TASK ITEM
Would you please copy each line below that includes the string "Book"?

(Dataset rows for apps and sites)
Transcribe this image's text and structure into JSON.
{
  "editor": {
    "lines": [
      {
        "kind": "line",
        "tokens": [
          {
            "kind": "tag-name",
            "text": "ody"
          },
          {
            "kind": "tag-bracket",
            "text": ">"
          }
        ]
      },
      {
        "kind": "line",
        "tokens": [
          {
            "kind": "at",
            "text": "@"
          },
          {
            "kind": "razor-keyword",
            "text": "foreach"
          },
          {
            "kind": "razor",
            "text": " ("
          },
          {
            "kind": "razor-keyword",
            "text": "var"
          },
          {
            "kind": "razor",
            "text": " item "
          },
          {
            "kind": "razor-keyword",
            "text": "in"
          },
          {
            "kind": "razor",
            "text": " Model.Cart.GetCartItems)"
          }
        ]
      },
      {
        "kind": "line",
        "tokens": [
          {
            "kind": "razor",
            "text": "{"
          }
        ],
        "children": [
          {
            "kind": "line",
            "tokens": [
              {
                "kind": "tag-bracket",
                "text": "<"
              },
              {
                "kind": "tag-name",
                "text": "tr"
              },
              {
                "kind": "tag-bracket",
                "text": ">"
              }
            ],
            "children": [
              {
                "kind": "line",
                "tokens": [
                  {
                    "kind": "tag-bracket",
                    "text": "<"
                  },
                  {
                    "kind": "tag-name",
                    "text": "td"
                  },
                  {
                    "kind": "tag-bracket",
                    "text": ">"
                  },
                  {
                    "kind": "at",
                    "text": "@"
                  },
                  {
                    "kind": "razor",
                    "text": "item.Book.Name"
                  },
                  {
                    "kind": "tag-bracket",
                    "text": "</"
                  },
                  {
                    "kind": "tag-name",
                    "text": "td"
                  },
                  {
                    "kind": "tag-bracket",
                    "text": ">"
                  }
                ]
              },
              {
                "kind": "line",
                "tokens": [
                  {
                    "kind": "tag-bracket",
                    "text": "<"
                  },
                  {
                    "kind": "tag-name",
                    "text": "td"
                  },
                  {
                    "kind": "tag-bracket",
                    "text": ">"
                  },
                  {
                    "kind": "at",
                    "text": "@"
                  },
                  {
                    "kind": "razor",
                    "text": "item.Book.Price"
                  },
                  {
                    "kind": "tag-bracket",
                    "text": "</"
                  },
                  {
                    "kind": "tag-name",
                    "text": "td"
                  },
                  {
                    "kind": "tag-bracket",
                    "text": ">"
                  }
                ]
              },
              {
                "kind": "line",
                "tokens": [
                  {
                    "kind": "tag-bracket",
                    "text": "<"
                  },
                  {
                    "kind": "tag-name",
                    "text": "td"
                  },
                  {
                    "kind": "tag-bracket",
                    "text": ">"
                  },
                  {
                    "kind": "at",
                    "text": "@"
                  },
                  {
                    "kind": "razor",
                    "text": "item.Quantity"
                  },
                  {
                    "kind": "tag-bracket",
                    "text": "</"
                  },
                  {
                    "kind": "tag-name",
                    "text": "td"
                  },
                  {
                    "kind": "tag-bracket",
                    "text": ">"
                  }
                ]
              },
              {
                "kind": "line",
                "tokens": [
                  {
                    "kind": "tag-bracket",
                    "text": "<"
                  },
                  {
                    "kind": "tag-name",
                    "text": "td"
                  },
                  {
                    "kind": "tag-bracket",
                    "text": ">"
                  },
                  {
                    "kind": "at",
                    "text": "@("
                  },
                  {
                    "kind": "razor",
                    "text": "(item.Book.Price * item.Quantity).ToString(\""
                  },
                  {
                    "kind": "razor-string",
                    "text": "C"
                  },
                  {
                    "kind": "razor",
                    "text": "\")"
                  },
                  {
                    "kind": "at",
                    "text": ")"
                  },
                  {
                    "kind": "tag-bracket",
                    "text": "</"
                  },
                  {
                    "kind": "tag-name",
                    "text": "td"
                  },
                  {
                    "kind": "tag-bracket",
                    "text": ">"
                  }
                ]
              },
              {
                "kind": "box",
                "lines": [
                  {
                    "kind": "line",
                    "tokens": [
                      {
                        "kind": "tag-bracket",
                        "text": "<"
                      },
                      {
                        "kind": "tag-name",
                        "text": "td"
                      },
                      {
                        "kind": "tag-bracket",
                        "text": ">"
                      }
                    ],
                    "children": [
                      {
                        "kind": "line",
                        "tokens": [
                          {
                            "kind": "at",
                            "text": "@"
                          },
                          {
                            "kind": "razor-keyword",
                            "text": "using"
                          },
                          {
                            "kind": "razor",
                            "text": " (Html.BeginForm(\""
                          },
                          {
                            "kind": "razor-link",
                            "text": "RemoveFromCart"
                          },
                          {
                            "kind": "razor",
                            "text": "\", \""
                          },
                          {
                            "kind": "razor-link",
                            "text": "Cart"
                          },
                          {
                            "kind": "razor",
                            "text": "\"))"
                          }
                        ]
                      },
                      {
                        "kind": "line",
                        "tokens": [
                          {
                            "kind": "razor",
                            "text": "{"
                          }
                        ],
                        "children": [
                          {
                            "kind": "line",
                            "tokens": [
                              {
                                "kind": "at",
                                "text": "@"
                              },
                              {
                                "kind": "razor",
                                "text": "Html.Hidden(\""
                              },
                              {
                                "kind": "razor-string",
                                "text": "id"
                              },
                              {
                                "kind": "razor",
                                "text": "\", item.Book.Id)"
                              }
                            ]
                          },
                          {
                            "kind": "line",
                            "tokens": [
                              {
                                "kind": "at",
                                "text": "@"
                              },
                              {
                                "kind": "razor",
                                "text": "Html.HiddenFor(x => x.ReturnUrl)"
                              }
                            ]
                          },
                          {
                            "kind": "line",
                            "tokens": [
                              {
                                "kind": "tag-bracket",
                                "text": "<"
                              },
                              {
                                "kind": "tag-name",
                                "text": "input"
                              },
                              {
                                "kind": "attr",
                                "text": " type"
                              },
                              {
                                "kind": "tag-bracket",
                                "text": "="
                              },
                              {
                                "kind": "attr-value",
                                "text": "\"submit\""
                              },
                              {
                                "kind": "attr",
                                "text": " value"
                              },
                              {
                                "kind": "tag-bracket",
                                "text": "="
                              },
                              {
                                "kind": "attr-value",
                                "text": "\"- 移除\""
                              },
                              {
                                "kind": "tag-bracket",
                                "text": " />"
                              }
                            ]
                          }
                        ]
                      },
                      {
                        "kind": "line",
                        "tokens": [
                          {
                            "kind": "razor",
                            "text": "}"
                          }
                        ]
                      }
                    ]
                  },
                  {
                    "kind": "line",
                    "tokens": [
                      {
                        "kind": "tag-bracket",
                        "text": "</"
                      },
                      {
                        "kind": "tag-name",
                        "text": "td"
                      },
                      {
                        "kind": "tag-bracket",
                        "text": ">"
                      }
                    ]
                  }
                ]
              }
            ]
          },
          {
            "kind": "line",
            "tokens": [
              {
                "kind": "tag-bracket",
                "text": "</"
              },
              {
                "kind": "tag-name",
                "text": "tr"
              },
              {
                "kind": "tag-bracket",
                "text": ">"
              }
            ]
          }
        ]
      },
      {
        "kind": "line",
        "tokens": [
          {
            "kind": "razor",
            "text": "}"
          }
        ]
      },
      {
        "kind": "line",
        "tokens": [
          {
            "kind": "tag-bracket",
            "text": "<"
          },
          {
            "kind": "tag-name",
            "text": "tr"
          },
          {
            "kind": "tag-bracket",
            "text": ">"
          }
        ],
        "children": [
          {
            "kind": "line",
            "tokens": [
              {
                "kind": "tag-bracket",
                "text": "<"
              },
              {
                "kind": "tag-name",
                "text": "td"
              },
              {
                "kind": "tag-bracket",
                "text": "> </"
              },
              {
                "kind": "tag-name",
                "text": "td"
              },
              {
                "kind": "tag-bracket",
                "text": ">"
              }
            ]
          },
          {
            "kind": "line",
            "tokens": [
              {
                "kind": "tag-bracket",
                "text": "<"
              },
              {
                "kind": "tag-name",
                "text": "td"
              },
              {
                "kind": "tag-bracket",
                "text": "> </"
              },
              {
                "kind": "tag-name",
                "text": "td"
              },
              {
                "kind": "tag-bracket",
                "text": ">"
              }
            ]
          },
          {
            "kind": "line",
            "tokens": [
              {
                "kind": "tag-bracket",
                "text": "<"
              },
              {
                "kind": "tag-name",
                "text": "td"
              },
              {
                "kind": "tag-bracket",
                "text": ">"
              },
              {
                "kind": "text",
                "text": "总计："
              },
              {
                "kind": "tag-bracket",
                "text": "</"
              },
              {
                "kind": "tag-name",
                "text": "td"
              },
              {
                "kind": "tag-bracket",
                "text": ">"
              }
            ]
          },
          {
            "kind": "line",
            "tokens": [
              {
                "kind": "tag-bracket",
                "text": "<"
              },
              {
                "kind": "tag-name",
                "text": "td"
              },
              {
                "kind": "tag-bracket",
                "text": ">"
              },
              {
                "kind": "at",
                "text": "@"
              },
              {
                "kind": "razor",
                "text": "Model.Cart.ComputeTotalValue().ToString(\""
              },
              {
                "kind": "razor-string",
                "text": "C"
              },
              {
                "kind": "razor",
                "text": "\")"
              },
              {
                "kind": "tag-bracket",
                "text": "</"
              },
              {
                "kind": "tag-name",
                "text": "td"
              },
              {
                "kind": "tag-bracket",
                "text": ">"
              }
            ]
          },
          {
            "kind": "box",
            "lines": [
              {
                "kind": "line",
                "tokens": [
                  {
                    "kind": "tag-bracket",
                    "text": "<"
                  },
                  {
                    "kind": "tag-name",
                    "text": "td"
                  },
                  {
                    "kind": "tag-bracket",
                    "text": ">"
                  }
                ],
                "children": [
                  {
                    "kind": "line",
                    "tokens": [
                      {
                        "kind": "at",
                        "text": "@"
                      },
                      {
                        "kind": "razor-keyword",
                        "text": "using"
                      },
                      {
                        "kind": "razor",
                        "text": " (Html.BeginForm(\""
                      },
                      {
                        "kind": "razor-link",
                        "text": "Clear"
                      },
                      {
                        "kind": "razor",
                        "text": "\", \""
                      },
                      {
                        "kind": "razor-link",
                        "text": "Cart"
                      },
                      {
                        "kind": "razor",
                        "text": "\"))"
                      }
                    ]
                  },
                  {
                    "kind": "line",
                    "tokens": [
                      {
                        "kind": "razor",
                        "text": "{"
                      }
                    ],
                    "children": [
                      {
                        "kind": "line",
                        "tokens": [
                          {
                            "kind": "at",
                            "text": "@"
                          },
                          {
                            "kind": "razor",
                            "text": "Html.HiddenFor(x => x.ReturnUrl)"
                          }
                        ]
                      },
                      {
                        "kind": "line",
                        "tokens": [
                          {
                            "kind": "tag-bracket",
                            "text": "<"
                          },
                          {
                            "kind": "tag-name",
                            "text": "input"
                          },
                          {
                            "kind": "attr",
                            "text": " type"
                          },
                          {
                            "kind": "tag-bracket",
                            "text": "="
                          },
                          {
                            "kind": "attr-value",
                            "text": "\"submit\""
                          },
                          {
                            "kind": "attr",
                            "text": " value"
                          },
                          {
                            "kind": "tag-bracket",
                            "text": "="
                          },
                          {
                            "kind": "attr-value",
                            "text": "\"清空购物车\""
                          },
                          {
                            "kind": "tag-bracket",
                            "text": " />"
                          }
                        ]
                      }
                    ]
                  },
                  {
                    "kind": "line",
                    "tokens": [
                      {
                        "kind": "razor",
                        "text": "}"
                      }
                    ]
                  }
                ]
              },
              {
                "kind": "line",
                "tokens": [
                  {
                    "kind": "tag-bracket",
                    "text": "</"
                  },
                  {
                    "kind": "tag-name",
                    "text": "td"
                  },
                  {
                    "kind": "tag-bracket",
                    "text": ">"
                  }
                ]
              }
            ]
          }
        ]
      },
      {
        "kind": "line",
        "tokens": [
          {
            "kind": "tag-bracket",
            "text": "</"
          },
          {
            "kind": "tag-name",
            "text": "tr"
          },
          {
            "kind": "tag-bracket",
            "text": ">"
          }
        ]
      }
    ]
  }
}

YOUR SOLUTION
                    "text": "item.Book.Name"
                    "text": "item.Book.Price"
                    "text": "(item.Book.Price * item.Quantity).ToString(\""
                                "text": "\", item.Book.Id)"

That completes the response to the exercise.